Requirement:
Report only the number of lines below in which the string "duration" appears.

BEGIN Dataset records

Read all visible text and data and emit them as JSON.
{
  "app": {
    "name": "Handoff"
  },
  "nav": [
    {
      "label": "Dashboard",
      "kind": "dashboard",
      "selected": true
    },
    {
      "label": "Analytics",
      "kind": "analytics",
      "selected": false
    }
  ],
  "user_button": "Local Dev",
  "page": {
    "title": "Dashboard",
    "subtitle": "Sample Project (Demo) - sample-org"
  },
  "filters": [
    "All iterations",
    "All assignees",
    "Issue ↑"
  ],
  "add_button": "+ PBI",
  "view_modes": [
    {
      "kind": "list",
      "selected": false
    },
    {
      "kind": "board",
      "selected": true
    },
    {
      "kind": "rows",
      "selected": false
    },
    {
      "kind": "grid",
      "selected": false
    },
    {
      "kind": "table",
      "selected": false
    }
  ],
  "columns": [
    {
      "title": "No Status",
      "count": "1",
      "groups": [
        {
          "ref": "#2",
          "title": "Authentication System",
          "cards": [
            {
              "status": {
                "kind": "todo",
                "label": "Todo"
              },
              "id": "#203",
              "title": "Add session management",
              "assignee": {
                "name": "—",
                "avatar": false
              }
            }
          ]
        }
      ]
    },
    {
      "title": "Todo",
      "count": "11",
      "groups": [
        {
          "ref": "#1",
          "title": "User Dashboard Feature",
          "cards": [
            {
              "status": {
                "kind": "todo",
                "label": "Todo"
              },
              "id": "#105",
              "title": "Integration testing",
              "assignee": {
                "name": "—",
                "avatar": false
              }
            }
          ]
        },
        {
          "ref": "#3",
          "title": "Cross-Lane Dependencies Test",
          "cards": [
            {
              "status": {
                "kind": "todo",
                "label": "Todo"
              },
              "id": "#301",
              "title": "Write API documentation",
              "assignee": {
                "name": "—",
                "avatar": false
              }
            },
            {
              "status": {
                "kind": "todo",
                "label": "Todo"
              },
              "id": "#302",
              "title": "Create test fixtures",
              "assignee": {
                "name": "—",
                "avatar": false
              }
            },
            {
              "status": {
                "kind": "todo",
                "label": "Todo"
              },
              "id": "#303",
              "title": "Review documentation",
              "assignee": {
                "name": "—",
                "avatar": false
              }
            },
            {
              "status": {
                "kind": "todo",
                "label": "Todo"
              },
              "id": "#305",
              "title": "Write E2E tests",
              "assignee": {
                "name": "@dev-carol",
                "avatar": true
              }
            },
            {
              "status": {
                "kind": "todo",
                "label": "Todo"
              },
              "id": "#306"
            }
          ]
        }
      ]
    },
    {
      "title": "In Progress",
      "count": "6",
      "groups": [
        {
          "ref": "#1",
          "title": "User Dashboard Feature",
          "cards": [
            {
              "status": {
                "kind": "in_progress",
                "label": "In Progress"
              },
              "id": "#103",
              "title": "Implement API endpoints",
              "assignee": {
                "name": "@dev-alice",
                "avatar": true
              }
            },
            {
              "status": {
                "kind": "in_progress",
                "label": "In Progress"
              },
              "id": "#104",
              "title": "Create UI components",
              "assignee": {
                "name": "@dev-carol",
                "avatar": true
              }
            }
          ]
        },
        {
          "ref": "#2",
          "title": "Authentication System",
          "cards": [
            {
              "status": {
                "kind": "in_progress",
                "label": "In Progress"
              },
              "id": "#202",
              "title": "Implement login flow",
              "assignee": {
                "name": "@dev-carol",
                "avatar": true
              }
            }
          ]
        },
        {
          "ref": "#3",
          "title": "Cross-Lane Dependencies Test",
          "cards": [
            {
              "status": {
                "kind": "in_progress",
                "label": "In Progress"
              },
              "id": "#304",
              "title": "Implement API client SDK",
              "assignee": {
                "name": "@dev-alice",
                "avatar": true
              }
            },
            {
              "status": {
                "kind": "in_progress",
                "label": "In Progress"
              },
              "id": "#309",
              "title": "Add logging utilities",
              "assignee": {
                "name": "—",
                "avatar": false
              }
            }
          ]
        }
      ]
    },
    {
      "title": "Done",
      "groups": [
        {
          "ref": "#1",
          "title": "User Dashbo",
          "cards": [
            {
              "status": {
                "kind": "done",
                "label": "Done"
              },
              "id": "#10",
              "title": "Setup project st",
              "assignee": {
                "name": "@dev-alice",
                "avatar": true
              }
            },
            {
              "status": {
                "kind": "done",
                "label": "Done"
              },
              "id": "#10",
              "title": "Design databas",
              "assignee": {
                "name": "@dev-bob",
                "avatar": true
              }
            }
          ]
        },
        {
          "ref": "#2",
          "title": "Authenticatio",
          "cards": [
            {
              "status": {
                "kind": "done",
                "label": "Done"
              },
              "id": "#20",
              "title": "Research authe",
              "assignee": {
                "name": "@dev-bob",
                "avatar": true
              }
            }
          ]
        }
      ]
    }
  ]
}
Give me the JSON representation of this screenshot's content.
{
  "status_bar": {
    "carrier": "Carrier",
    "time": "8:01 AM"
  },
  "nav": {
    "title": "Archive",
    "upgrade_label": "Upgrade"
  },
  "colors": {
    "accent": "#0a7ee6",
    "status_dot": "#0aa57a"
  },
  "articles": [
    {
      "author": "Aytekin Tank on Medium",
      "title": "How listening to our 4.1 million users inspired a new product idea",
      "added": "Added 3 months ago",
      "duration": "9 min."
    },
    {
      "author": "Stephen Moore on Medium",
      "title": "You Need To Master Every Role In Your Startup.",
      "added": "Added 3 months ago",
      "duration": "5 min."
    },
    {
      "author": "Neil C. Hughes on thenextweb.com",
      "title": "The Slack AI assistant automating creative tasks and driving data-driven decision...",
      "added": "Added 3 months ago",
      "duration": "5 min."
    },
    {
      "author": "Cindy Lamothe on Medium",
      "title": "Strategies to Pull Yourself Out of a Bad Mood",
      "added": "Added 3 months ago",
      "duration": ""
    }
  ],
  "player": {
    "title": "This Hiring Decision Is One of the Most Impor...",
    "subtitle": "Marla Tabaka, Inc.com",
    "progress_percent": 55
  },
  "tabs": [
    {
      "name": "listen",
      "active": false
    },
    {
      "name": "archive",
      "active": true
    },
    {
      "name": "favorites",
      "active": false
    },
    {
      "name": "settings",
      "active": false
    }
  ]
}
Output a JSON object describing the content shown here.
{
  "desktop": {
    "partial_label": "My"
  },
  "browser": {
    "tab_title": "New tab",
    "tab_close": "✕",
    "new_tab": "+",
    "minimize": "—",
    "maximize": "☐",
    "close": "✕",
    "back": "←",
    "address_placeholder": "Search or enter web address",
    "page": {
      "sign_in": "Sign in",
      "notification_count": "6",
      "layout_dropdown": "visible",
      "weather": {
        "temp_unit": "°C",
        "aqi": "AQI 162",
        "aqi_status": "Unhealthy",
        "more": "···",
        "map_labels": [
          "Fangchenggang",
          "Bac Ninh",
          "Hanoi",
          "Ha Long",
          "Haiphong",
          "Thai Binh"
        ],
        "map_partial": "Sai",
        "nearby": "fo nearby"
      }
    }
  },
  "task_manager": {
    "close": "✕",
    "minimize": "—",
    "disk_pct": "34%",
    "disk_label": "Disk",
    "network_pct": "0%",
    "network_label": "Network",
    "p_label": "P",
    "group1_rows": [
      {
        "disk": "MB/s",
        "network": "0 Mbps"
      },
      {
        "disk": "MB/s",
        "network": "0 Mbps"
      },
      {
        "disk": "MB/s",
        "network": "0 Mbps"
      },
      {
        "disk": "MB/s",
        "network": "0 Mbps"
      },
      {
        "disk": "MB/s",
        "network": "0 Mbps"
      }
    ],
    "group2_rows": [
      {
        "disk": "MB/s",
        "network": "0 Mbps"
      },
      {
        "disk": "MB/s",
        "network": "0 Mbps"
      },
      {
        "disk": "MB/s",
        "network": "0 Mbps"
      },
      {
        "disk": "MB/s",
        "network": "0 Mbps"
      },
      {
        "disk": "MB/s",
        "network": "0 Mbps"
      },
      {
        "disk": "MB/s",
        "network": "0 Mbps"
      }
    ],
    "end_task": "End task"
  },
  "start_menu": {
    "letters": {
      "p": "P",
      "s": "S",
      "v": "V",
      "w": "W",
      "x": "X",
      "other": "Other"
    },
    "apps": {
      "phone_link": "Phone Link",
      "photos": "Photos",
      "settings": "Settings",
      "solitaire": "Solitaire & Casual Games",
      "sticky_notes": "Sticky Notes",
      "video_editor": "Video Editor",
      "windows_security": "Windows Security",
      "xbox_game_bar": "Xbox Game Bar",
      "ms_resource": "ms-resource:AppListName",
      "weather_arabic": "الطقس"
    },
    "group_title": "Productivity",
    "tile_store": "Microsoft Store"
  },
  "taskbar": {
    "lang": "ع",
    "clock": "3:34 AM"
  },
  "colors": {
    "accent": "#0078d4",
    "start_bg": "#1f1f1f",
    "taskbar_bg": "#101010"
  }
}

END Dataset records

Result of this task:
4